Volvo is jumping onto the anti-diesel bandwagon, the Swedish carmaker announcing that it plans to completely eliminate diesel engines from its line-up.

The manufacturer previously suggested that its current generation of diesel engines could be its last, and announced previous year that all its new cars launched from 2019 would have an element of electric drive, either with a hybrid or fully electric powertrain. Speaking at a Financial Times event on the future of transport, Hafan Samuelsson, Volvo's chief executive, said that "We're not saying diesel is more dirty, but it is more complicated and more expensive".

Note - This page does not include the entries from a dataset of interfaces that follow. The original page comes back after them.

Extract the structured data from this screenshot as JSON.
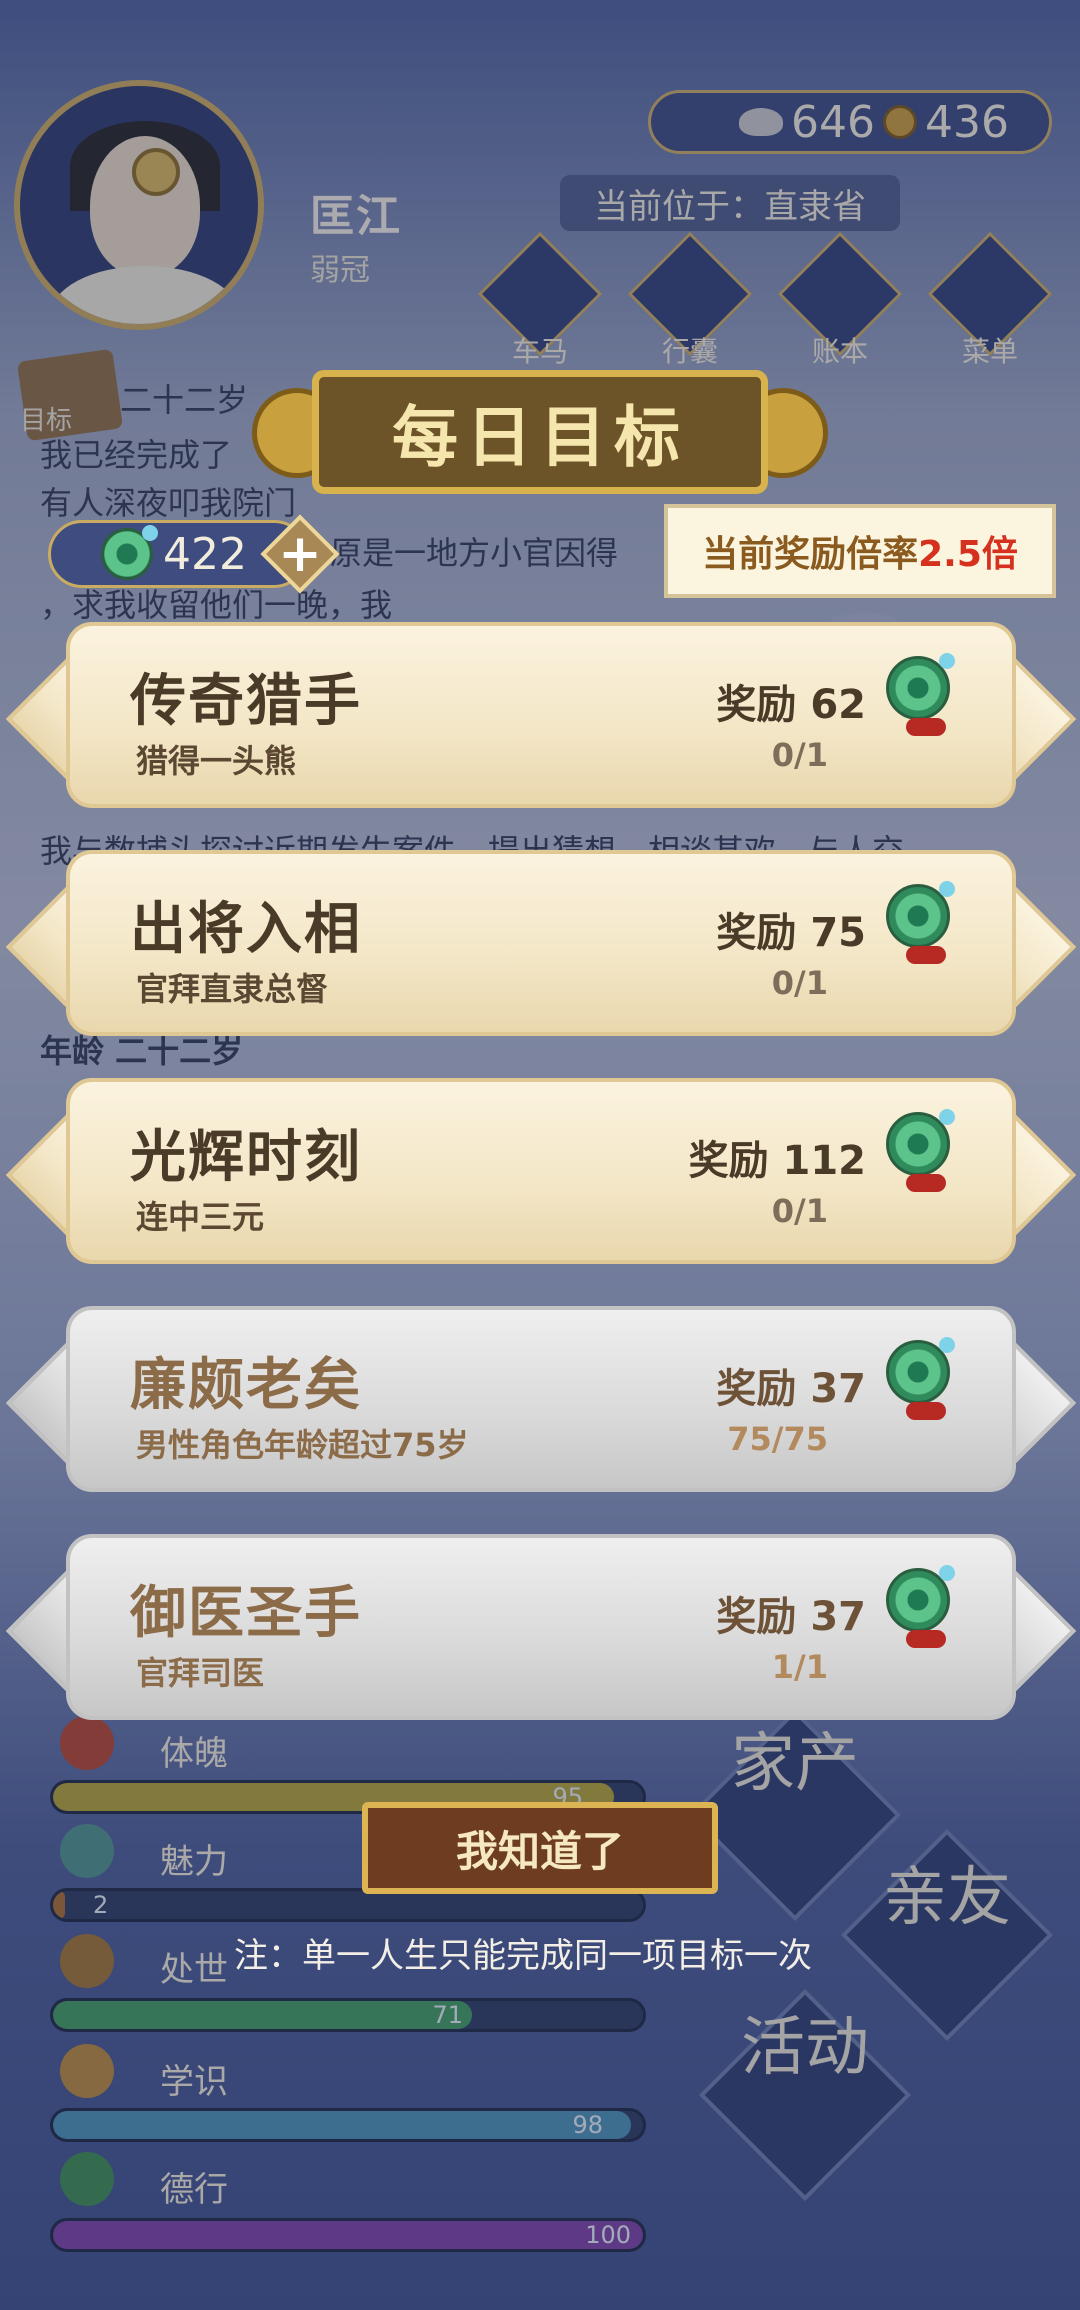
{
  "profile": {
    "name": "匡江",
    "age_title": "弱冠",
    "silver": "646",
    "copper": "436",
    "location": "当前位于：直隶省",
    "goal_tag": "目标"
  },
  "nav": [
    {
      "label": "车马"
    },
    {
      "label": "行囊"
    },
    {
      "label": "账本"
    },
    {
      "label": "菜单"
    }
  ],
  "background_story": [
    "二十二岁",
    "我已经完成了",
    "有人深夜叩我院门",
    "原是一地方小官因得",
    "，求我收留他们一晚，我",
    "我与数捕头探讨近期发生案件，提出猜想，相谈甚欢，与人交",
    "年龄 二十二岁"
  ],
  "stats": [
    {
      "label": "体魄",
      "value": "95",
      "fraction": 0.95,
      "color": "#b3a033"
    },
    {
      "label": "魅力",
      "value": "2",
      "fraction": 0.02,
      "color": "#a86a2c"
    },
    {
      "label": "处世",
      "value": "71",
      "fraction": 0.71,
      "color": "#3f9a5f"
    },
    {
      "label": "学识",
      "value": "98",
      "fraction": 0.98,
      "color": "#4a8fb1"
    },
    {
      "label": "德行",
      "value": "100",
      "fraction": 1.0,
      "color": "#7b3fa3"
    }
  ],
  "side_menu": [
    "家产",
    "亲友",
    "活动"
  ],
  "modal": {
    "title": "每日目标",
    "jade_balance": "422",
    "plus_label": "+",
    "multiplier_label": "当前奖励倍率",
    "multiplier_value": "2.5倍",
    "goals": [
      {
        "title": "传奇猎手",
        "desc": "猎得一头熊",
        "reward": "奖励 62",
        "progress": "0/1",
        "done": false
      },
      {
        "title": "出将入相",
        "desc": "官拜直隶总督",
        "reward": "奖励 75",
        "progress": "0/1",
        "done": false
      },
      {
        "title": "光辉时刻",
        "desc": "连中三元",
        "reward": "奖励 112",
        "progress": "0/1",
        "done": false
      },
      {
        "title": "廉颇老矣",
        "desc": "男性角色年龄超过75岁",
        "reward": "奖励 37",
        "progress": "75/75",
        "done": true
      },
      {
        "title": "御医圣手",
        "desc": "官拜司医",
        "reward": "奖励 37",
        "progress": "1/1",
        "done": true
      }
    ],
    "ack_button": "我知道了",
    "note": "注：单一人生只能完成同一项目标一次"
  },
  "colors": {
    "accent_gold": "#d8b24d",
    "multiplier_red": "#d6301e",
    "card_active": "#f3e6c6",
    "card_done": "#d9d9d9"
  }
}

As mentioned above, the new S60 will be the first new Volvo without a diesel option. Come 2019, every Volvo in the lineup will be available as a mild-hybrid, plug-in hybrid, or battery-powered electric vehicle.

The new S60, a premium mid-size sports sedan, is based on Volvo's in-house developed Scalable Product Architecture (SPA), which also underpins the company's award-winning new 90 Series and 60 Series cars.

It will initially be available with a range of four-cylinder Drive-E petrol engines as well as with two petrol plug-in hybrid versions.

In August a year ago the Geely-owned Swedish auto manufacturer publicised its target of selling one million electrified vehicles, stating that all of its new products will include an element of EV technology from 2019. The Charleston plant will be the only manufacturing location for the new S60, meaning American-built S60s will be sold in the United States market as well as overseas through exports. However, this likely means that recently launched models such as the XC40 will be spared from the diesel cull for at least the next few years.

But this is not going to happen overnight, as Volvo expects fully-electric cars to account for just 50 percent of its global sales by 2025 and even that estimation is perhaps a bit ambitious.